No Escape

0 Comments · Tuesday, August 25, 2015
Owen Wilson and Lake Bell topline co-writer and director John Erick Dowdle’s action-thriller about an American family settling into a new home overseas who must go on the run with their children when a coup attempt plunges the country into turmoil.  


0 Comments · Tuesday, August 25, 2015
Based on Hubert Monteilhet’s novel Le Retour des cendres, Phoenix, from co-screenwriter and director Christian Petzold, tracks the tale of Nelly Lenz (Nina Hoss).  


0 Comments · Tuesday, August 25, 2015
By now we have become used to actors venturing behind the camera and even the occasional musician eager to pursue their crossover dreams, but Simeon Rice, the director of Unsullied, seeks to bulldoze his way from the football field.  

Hitman: Agent 47

0 Comments · Wednesday, August 19, 2015
For some reason, videogame adaptations have failed to achieve any degree of crossover success (multi-platforming across the screen and possibly into the literary sphere) that might have been expected.   

Jimmy's Hall

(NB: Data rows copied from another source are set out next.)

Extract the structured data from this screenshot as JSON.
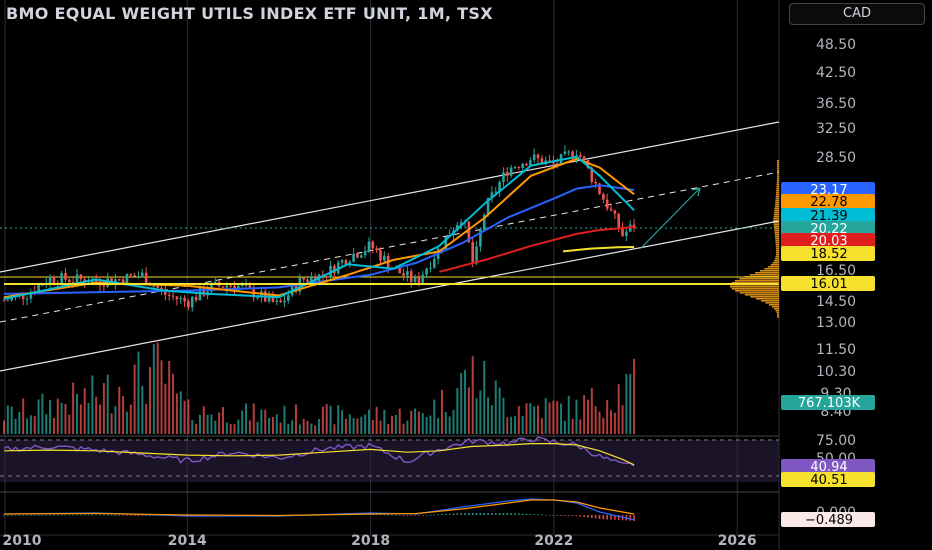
{
  "header": {
    "title": "BMO EQUAL WEIGHT UTILS INDEX ETF UNIT, 1M, TSX",
    "currency": "CAD"
  },
  "price_axis": {
    "ticks": [
      "48.50",
      "42.50",
      "36.50",
      "32.50",
      "28.50",
      "16.50",
      "14.50",
      "13.00",
      "11.50",
      "10.30",
      "9.30",
      "8.40"
    ]
  },
  "time_axis": {
    "labels": [
      {
        "text": "2010",
        "x": 2010.0
      },
      {
        "text": "2014",
        "x": 2014.0
      },
      {
        "text": "2018",
        "x": 2018.0
      },
      {
        "text": "2022",
        "x": 2022.0
      },
      {
        "text": "2026",
        "x": 2026.0
      }
    ]
  },
  "rsi_axis": {
    "ticks": [
      "75.00",
      "50.00"
    ]
  },
  "macd_axis": {
    "ticks": [
      "0.000"
    ]
  },
  "price_badges": [
    {
      "label": "23.17",
      "price": 23.17,
      "color": "#2962ff",
      "text_color": "#ffffff"
    },
    {
      "label": "22.78",
      "price": 22.78,
      "color": "#ff9800",
      "text_color": "#000000"
    },
    {
      "label": "21.39",
      "price": 21.39,
      "color": "#00bcd4",
      "text_color": "#000000"
    },
    {
      "label": "20.22",
      "price": 20.22,
      "color": "#26a69a",
      "text_color": "#ffffff"
    },
    {
      "label": "20.03",
      "price": 20.03,
      "color": "#e01e1e",
      "text_color": "#ffffff"
    },
    {
      "label": "18.52",
      "price": 18.52,
      "color": "#f6e12c",
      "text_color": "#000000"
    },
    {
      "label": "16.01",
      "price": 16.01,
      "color": "#f6e12c",
      "text_color": "#000000"
    }
  ],
  "volume_badge": {
    "label": "767.103K",
    "color": "#26a69a"
  },
  "rsi_badges": [
    {
      "label": "40.94",
      "value": 40.94,
      "color": "#7e57c2",
      "text_color": "#ffffff"
    },
    {
      "label": "40.51",
      "value": 40.51,
      "color": "#f6e12c",
      "text_color": "#000000"
    }
  ],
  "macd_badge": {
    "label": "−0.489",
    "value": -0.489,
    "color": "#fbe9e7",
    "text_color": "#000000"
  },
  "colors": {
    "up": "#26a69a",
    "down": "#ef5350",
    "ma_blue": "#2962ff",
    "ma_orange": "#ff9800",
    "ma_cyan": "#00bcd4",
    "ma_red": "#e01e1e",
    "ma_yellow": "#f6e12c",
    "rsi_line": "#7e57c2",
    "rsi_ma": "#f6e12c",
    "vpvr": "#f6a21a"
  },
  "chart_data": {
    "type": "candlestick",
    "scale": "log",
    "x_unit": "year",
    "xlim": [
      2010.0,
      2027.0
    ],
    "ylim": [
      7.7,
      56.0
    ],
    "price_series": {
      "name": "",
      "x": [
        2010.0,
        2010.5,
        2011.0,
        2011.5,
        2012.0,
        2012.5,
        2013.0,
        2013.5,
        2014.0,
        2014.5,
        2015.0,
        2015.5,
        2016.0,
        2016.5,
        2017.0,
        2017.5,
        2018.0,
        2018.5,
        2019.0,
        2019.5,
        2020.0,
        2020.25,
        2020.5,
        2021.0,
        2021.5,
        2022.0,
        2022.5,
        2022.75,
        2023.0,
        2023.5,
        2023.75
      ],
      "close": [
        15.0,
        15.4,
        16.4,
        16.3,
        16.2,
        16.3,
        16.6,
        15.4,
        14.9,
        15.8,
        16.0,
        15.4,
        14.7,
        16.3,
        16.6,
        17.8,
        18.6,
        17.0,
        16.1,
        18.4,
        21.0,
        17.0,
        21.5,
        25.2,
        26.3,
        25.6,
        27.1,
        25.0,
        23.0,
        19.4,
        20.2
      ]
    },
    "overlays": [
      {
        "name": "",
        "color": "#2962ff",
        "x": [
          2010.0,
          2014.0,
          2016.0,
          2018.0,
          2019.0,
          2020.0,
          2021.0,
          2022.0,
          2022.5,
          2023.0,
          2023.75
        ],
        "y": [
          15.4,
          15.6,
          15.8,
          16.6,
          17.4,
          18.8,
          20.8,
          22.4,
          23.3,
          23.6,
          23.17
        ]
      },
      {
        "name": "",
        "color": "#ff9800",
        "x": [
          2010.0,
          2012.0,
          2014.0,
          2016.0,
          2017.5,
          2018.5,
          2019.5,
          2020.5,
          2021.5,
          2022.5,
          2023.0,
          2023.75
        ],
        "y": [
          15.2,
          16.1,
          15.9,
          15.3,
          16.6,
          17.6,
          18.2,
          20.8,
          24.5,
          26.2,
          25.3,
          22.78
        ]
      },
      {
        "name": "",
        "color": "#00bcd4",
        "x": [
          2010.0,
          2012.0,
          2013.5,
          2014.5,
          2016.0,
          2017.5,
          2018.5,
          2019.5,
          2020.5,
          2021.5,
          2022.5,
          2023.0,
          2023.75
        ],
        "y": [
          15.1,
          16.3,
          15.6,
          15.4,
          15.2,
          17.3,
          17.0,
          18.6,
          22.0,
          25.5,
          26.4,
          24.5,
          21.39
        ]
      },
      {
        "name": "",
        "color": "#e01e1e",
        "x": [
          2019.5,
          2020.5,
          2021.5,
          2022.5,
          2023.0,
          2023.75
        ],
        "y": [
          16.8,
          17.6,
          18.6,
          19.5,
          19.8,
          20.03
        ]
      },
      {
        "name": "",
        "color": "#f6e12c",
        "x": [
          2022.2,
          2022.8,
          2023.4,
          2023.75
        ],
        "y": [
          18.2,
          18.4,
          18.5,
          18.52
        ]
      },
      {
        "name": "",
        "color": "#f6e12c",
        "x": [
          2010.0,
          2026.9
        ],
        "y": [
          16.01,
          16.01
        ]
      }
    ],
    "volume": {
      "x": [
        2010.0,
        2012.0,
        2013.4,
        2014.0,
        2016.0,
        2019.0,
        2019.6,
        2020.2,
        2021.0,
        2022.5,
        2023.75
      ],
      "values": [
        0.3,
        0.6,
        1.0,
        0.35,
        0.3,
        0.3,
        0.5,
        0.95,
        0.45,
        0.4,
        0.77
      ]
    },
    "rsi": {
      "x": [
        2010.0,
        2011.0,
        2012.0,
        2013.0,
        2014.0,
        2015.0,
        2016.0,
        2017.0,
        2018.0,
        2018.8,
        2019.5,
        2020.2,
        2021.0,
        2021.5,
        2022.0,
        2022.5,
        2023.0,
        2023.5,
        2023.75
      ],
      "values": [
        62,
        66,
        61,
        55,
        46,
        58,
        50,
        63,
        67,
        45,
        62,
        74,
        70,
        77,
        72,
        68,
        52,
        40,
        40.94
      ],
      "ma_values": [
        60,
        61,
        60,
        57,
        54,
        53,
        54,
        58,
        62,
        58,
        60,
        66,
        68,
        70,
        70,
        68,
        60,
        48,
        40.51
      ]
    },
    "macd": {
      "x": [
        2010.0,
        2012.0,
        2014.0,
        2016.0,
        2018.0,
        2019.0,
        2020.0,
        2021.0,
        2021.5,
        2022.0,
        2022.5,
        2023.0,
        2023.75
      ],
      "macd": [
        0.1,
        0.2,
        -0.1,
        -0.1,
        0.2,
        0.1,
        0.8,
        1.4,
        1.6,
        1.5,
        1.2,
        0.3,
        -0.489
      ],
      "signal": [
        0.1,
        0.15,
        0.0,
        -0.05,
        0.1,
        0.15,
        0.6,
        1.2,
        1.5,
        1.5,
        1.3,
        0.7,
        0.1
      ]
    }
  }
}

0 Comments · Wednesday, August 19, 2015
Ken Loach (The Wind That Shakes the Barley) continues to offer audiences his British socialist outsider narratives, this time delving into the Depression-Era return of Jimmy Gralton (Barry Ward) to his home in Ireland after a decade spent in exile in the United States.  

American Ultra

0 Comments · Wednesday, August 19, 2015
An Adventureland reunion breaks out in Project X director Nima Nourizadeh’s new movie about a stoner (Jesse Eisenberg) who turns out to be a stone-cold licensed-to-kill government agent deemed to be off the reservation.   

The Prophet

0 Comments · Wednesday, August 19, 2015
Kahlil Gibran’s seminal work gets reimagined as a documentary essay by Gary Tarn (Black Sun) that seeks to illustrate the themes of love, life and loss that The Prophet addressed through its powerful mix of prose and poetry-laced essays, with Thandie Newton providing narration.    

Sinister 2

0 Comments · Wednesday, August 19, 2015
Death comes a-calling, and it seems intent on seducing the twin sons (Robert Daniel Sloan and Dartanian Sloan) of a mother (Shannyn Sossamon) who has moved her family to a remote rural house with a connection to a dark past.   

Gemma Bovery

0 Comments · Friday, August 14, 2015
One of the few missed opportunities for me from last year’s Toronto International Film Festival from Anne Fontaine (the writer/director of Coco Before Chanel), Gemma Bovery dances along the demarcations that seek to define comedy, drama and romance.   

Straight Outta Compton

0 Comments · Friday, August 14, 2015
The movie gods could not have scripted a better scenario than the narrative behind F. Gary Gray’s new release.  

Dark Places

0 Comments · Wednesday, August 5, 2015
Having written both the novel and the screenplay for David Fincher’s adaptation of the bestseller Gone Girl, Gillian Flynn hands the reins over to Gilles Paquet-Brenner (Sarah’s Key), who writes and directs this take on Flynn’s novel about Libby Day (Sterling Jerins), a 7-year-old girl whose family is brutally murdered in their Kansas farmhouse.  

Fantastic Four

0 Comments · Wednesday, August 5, 2015
Following the less-than-stellar box office results of Tim Story’s two previous attempts to bring Marvel’s first family to the big screen, Chronicle director Josh Trank takes over with the assignment of injecting his dark and gritty sensibilities into the mix.